+++ Information
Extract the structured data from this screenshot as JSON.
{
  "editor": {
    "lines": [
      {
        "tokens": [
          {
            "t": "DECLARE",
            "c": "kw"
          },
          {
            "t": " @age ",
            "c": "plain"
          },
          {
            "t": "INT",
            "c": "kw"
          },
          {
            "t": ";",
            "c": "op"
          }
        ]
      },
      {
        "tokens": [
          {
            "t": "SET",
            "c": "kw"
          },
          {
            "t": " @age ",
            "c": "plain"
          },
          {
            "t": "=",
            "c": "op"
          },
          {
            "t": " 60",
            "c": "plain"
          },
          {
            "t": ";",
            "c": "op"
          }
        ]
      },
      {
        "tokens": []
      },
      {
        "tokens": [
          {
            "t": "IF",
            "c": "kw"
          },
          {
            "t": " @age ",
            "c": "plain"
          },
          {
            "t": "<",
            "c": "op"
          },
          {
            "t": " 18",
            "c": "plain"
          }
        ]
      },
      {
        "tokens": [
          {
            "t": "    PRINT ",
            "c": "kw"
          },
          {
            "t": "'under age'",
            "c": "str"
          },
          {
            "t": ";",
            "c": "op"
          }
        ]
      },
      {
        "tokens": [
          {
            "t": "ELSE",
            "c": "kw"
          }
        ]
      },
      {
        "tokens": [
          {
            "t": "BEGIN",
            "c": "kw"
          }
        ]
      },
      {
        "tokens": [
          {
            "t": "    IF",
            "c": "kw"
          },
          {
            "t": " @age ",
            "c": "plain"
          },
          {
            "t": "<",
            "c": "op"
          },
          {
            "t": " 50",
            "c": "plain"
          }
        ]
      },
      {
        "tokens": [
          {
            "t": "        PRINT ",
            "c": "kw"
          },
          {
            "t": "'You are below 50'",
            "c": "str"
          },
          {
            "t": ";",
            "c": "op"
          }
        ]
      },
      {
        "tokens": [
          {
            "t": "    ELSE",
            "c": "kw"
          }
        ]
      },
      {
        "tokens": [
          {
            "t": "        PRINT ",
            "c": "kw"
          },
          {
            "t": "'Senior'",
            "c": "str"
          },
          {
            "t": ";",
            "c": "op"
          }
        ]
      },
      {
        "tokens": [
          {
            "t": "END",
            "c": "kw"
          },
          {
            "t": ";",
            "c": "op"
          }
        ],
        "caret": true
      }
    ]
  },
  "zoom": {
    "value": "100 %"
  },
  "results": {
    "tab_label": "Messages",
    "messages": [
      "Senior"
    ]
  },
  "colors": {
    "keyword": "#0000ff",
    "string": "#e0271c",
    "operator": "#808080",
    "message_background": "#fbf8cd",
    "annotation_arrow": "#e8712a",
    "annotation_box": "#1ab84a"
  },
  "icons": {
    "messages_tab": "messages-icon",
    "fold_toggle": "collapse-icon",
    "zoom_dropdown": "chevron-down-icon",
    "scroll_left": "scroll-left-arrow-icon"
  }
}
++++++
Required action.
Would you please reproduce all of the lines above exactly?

Task output.
Extract the structured data from this screenshot as JSON.
{
  "editor": {
    "lines": [
      {
        "tokens": [
          {
            "t": "DECLARE",
            "c": "kw"
          },
          {
            "t": " @age ",
            "c": "plain"
          },
          {
            "t": "INT",
            "c": "kw"
          },
          {
            "t": ";",
            "c": "op"
          }
        ]
      },
      {
        "tokens": [
          {
            "t": "SET",
            "c": "kw"
          },
          {
            "t": " @age ",
            "c": "plain"
          },
          {
            "t": "=",
            "c": "op"
          },
          {
            "t": " 60",
            "c": "plain"
          },
          {
            "t": ";",
            "c": "op"
          }
        ]
      },
      {
        "tokens": []
      },
      {
        "tokens": [
          {
            "t": "IF",
            "c": "kw"
          },
          {
            "t": " @age ",
            "c": "plain"
          },
          {
            "t": "<",
            "c": "op"
          },
          {
            "t": " 18",
            "c": "plain"
          }
        ]
      },
      {
        "tokens": [
          {
            "t": "    PRINT ",
            "c": "kw"
          },
          {
            "t": "'under age'",
            "c": "str"
          },
          {
            "t": ";",
            "c": "op"
          }
        ]
      },
      {
        "tokens": [
          {
            "t": "ELSE",
            "c": "kw"
          }
        ]
      },
      {
        "tokens": [
          {
            "t": "BEGIN",
            "c": "kw"
          }
        ]
      },
      {
        "tokens": [
          {
            "t": "    IF",
            "c": "kw"
          },
          {
            "t": " @age ",
            "c": "plain"
          },
          {
            "t": "<",
            "c": "op"
          },
          {
            "t": " 50",
            "c": "plain"
          }
        ]
      },
      {
        "tokens": [
          {
            "t": "        PRINT ",
            "c": "kw"
          },
          {
            "t": "'You are below 50'",
            "c": "str"
          },
          {
            "t": ";",
            "c": "op"
          }
        ]
      },
      {
        "tokens": [
          {
            "t": "    ELSE",
            "c": "kw"
          }
        ]
      },
      {
        "tokens": [
          {
            "t": "        PRINT ",
            "c": "kw"
          },
          {
            "t": "'Senior'",
            "c": "str"
          },
          {
            "t": ";",
            "c": "op"
          }
        ]
      },
      {
        "tokens": [
          {
            "t": "END",
            "c": "kw"
          },
          {
            "t": ";",
            "c": "op"
          }
        ],
        "caret": true
      }
    ]
  },
  "zoom": {
    "value": "100 %"
  },
  "results": {
    "tab_label": "Messages",
    "messages": [
      "Senior"
    ]
  },
  "colors": {
    "keyword": "#0000ff",
    "string": "#e0271c",
    "operator": "#808080",
    "message_background": "#fbf8cd",
    "annotation_arrow": "#e8712a",
    "annotation_box": "#1ab84a"
  },
  "icons": {
    "messages_tab": "messages-icon",
    "fold_toggle": "collapse-icon",
    "zoom_dropdown": "chevron-down-icon",
    "scroll_left": "scroll-left-arrow-icon"
  }
}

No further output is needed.